- [Provided data]:
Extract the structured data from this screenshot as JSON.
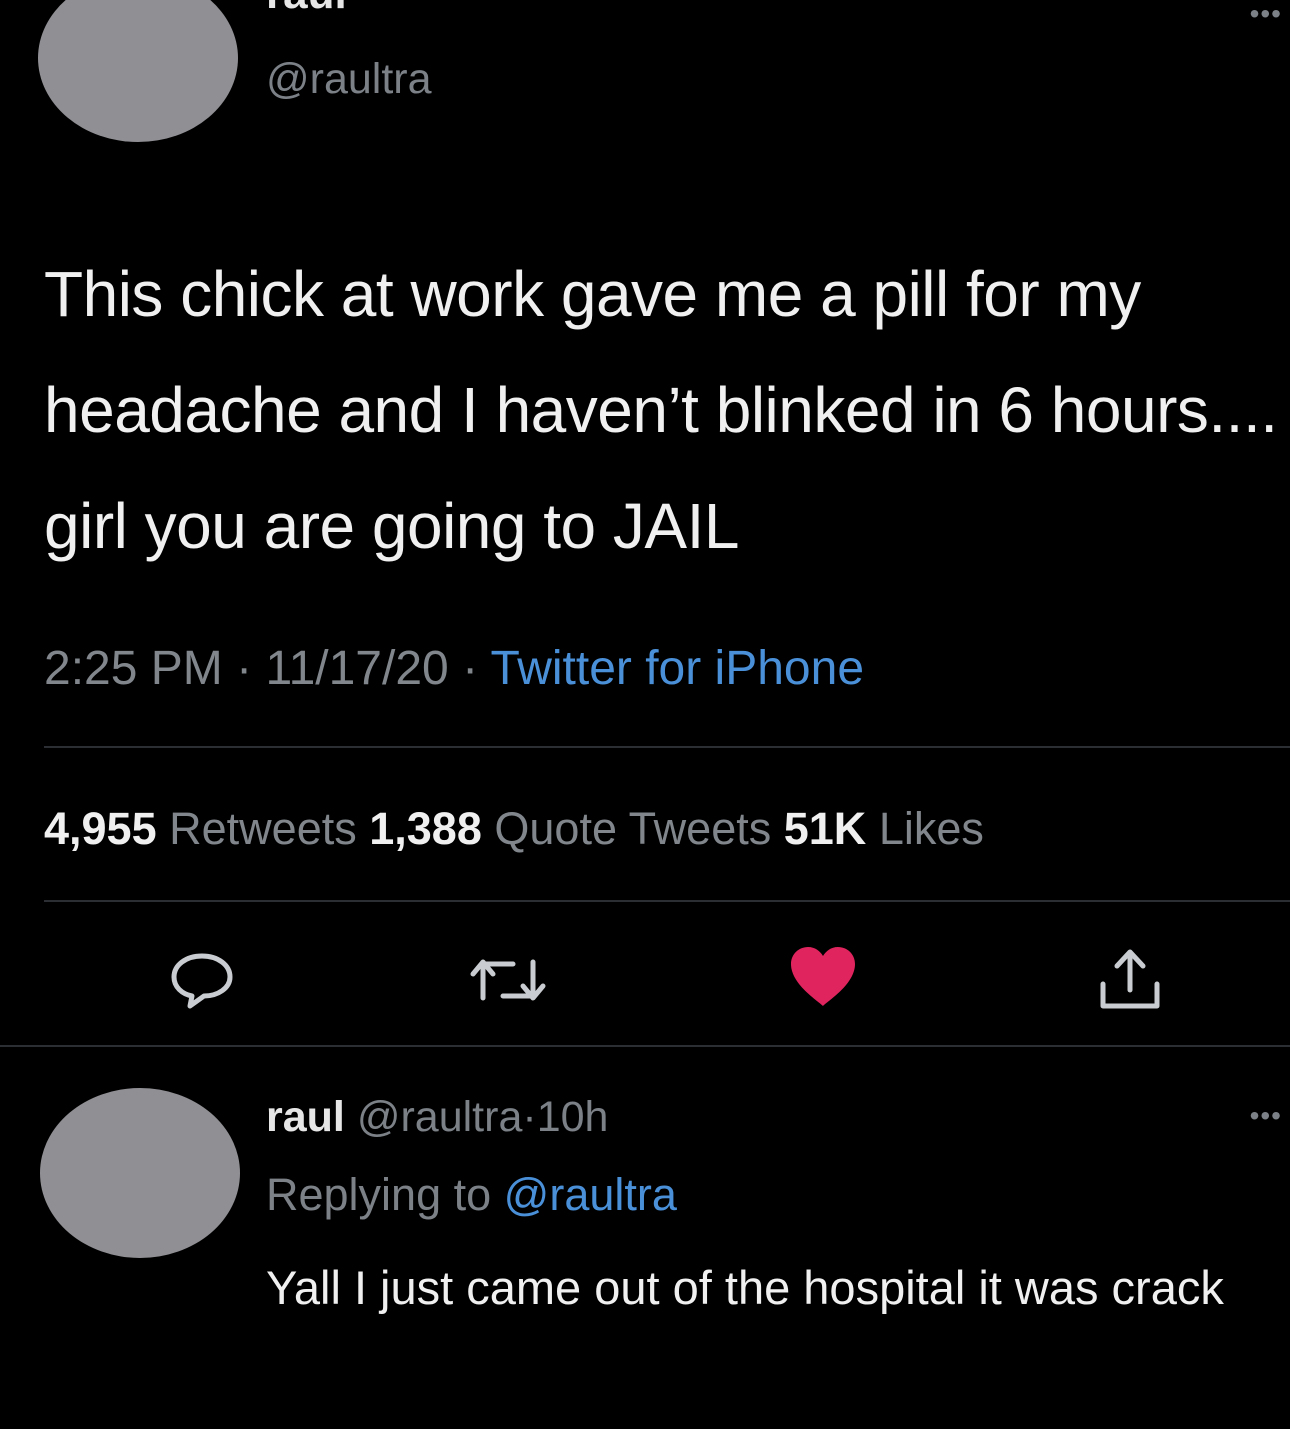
{
  "main_tweet": {
    "display_name": "raul",
    "handle": "@raultra",
    "more_icon": "more-dots-icon",
    "text": "This chick at work gave me a pill for my headache and I haven’t blinked in 6 hours.... girl you are going to JAIL",
    "time": "2:25 PM",
    "date": "11/17/20",
    "separator": "·",
    "source": "Twitter for iPhone",
    "stats": {
      "retweets_count": "4,955",
      "retweets_label": "Retweets",
      "quote_count": "1,388",
      "quote_label": "Quote Tweets",
      "likes_count": "51K",
      "likes_label": "Likes"
    },
    "actions": {
      "reply_icon": "speech-bubble-icon",
      "retweet_icon": "retweet-icon",
      "like_icon": "heart-icon",
      "share_icon": "share-icon"
    }
  },
  "reply_tweet": {
    "display_name": "raul",
    "handle": "@raultra",
    "separator": "·",
    "age": "10h",
    "replying_prefix": "Replying to",
    "replying_handle": "@raultra",
    "text": "Yall I just came out of the hospital it was crack",
    "more_icon": "more-dots-icon"
  },
  "colors": {
    "background": "#000000",
    "text_primary": "#f0f0f0",
    "text_secondary": "#80868b",
    "link_blue": "#4a90d9",
    "like_pink": "#e0245e",
    "avatar_gray": "#8f8f94",
    "divider": "#2b2f33"
  }
}
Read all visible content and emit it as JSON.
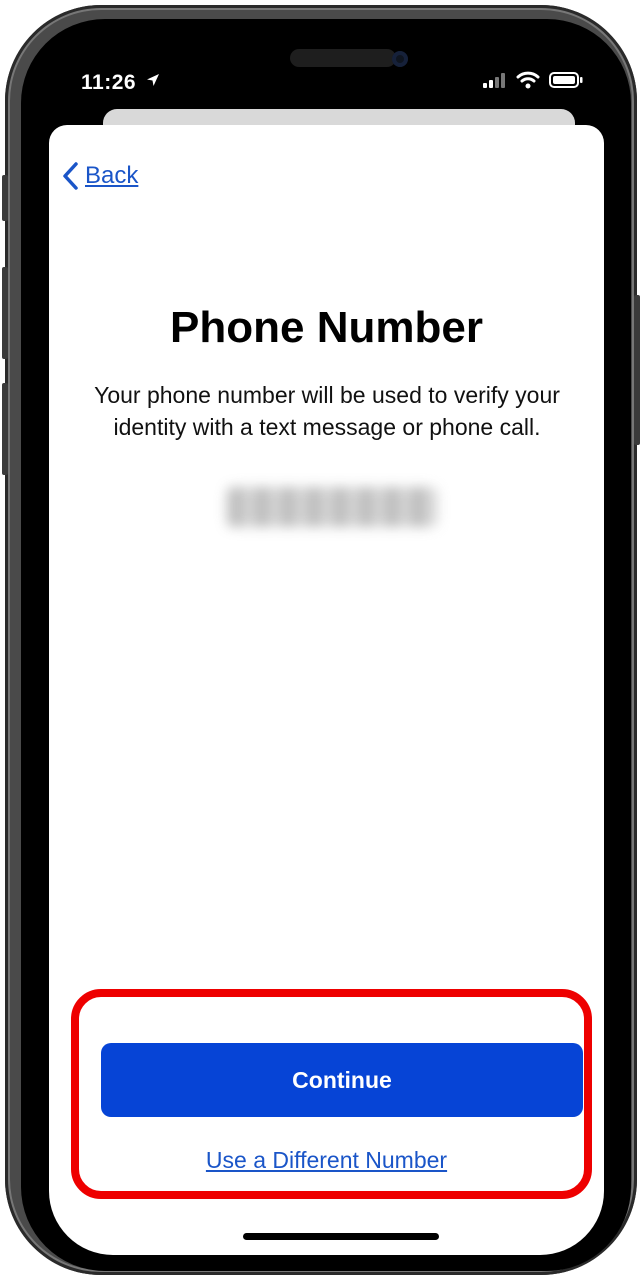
{
  "status_bar": {
    "time": "11:26",
    "location_icon": "location-arrow-icon",
    "signal_icon": "cellular-signal-icon",
    "wifi_icon": "wifi-icon",
    "battery_icon": "battery-icon"
  },
  "nav": {
    "back_label": "Back",
    "back_icon": "chevron-left-icon"
  },
  "content": {
    "title": "Phone Number",
    "description": "Your phone number will be used to verify your identity with a text message or phone call."
  },
  "actions": {
    "continue_label": "Continue",
    "different_number_label": "Use a Different Number"
  },
  "colors": {
    "accent": "#0644d6",
    "link": "#1a55c8",
    "highlight": "#ee0000"
  }
}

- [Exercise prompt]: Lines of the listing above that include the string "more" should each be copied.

- [Task output]:
    "more_icon": "more-dots-icon",
    "more_icon": "more-dots-icon"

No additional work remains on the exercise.